Your objective: Pick out the lines below with "table" and list them.

(Element data from apps and pages)
----------------

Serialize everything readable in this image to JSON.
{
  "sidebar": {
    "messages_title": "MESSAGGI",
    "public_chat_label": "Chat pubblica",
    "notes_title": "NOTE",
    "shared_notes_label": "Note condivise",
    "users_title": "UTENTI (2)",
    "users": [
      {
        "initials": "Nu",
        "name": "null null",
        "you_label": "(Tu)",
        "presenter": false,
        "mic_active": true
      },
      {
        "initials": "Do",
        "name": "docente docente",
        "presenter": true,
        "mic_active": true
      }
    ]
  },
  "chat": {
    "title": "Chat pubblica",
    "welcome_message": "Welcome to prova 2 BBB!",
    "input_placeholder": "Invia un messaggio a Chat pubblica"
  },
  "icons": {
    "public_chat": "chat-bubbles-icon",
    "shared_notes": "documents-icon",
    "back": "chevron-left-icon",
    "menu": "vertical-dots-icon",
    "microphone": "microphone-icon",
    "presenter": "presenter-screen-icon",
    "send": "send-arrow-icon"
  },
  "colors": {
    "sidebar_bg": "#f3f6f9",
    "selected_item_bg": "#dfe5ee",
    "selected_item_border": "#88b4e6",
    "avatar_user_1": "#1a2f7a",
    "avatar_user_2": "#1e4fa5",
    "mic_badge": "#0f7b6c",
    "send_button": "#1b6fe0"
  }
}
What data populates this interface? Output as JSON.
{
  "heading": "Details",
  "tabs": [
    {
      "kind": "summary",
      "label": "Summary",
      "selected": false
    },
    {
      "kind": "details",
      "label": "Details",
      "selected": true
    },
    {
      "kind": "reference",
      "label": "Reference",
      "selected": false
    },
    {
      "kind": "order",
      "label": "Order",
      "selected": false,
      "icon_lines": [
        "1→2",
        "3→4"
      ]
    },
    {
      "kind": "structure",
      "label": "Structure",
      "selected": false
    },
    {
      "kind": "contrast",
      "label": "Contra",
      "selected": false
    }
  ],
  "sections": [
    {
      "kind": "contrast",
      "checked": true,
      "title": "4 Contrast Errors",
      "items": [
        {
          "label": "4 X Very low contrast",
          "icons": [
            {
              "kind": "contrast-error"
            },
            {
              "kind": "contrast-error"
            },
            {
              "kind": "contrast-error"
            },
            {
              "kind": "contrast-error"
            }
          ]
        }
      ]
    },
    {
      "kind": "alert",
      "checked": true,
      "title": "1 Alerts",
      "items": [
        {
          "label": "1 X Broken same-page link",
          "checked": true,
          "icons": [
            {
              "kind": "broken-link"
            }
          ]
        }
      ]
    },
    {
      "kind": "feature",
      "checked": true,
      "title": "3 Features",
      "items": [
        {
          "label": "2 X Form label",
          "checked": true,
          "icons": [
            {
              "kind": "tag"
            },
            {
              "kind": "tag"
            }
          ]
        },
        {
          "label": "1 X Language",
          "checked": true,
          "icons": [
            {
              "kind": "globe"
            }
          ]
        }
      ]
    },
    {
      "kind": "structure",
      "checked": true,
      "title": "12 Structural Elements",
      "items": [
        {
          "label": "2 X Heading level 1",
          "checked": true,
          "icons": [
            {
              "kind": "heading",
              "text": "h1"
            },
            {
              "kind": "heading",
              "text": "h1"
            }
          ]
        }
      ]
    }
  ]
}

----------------

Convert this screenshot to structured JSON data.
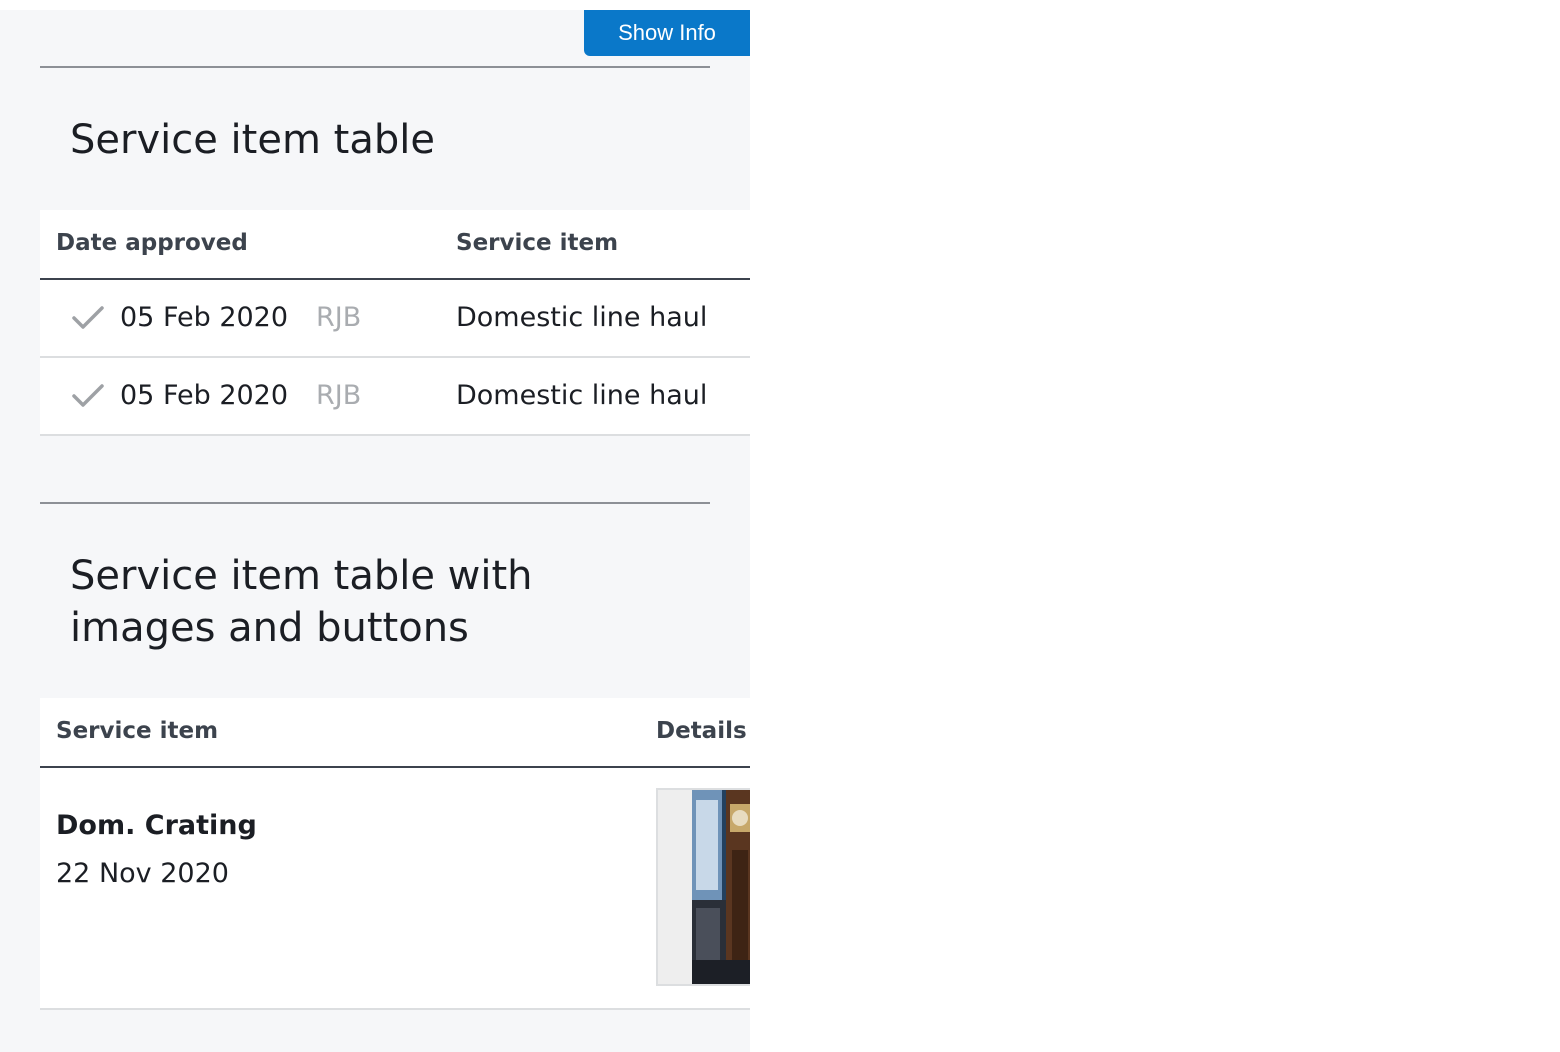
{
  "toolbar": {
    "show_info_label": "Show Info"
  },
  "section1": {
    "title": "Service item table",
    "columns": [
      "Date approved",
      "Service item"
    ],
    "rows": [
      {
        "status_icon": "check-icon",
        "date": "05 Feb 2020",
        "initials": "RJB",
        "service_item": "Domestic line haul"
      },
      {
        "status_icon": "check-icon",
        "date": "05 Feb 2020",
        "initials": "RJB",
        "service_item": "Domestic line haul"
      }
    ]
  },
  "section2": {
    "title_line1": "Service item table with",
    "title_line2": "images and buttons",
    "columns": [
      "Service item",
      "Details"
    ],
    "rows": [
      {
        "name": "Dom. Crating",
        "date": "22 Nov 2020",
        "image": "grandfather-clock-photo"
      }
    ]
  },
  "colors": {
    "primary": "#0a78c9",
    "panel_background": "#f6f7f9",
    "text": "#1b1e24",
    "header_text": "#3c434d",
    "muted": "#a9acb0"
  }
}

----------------

Exercise result:
    "title": "Service item table",
    "title_line1": "Service item table with",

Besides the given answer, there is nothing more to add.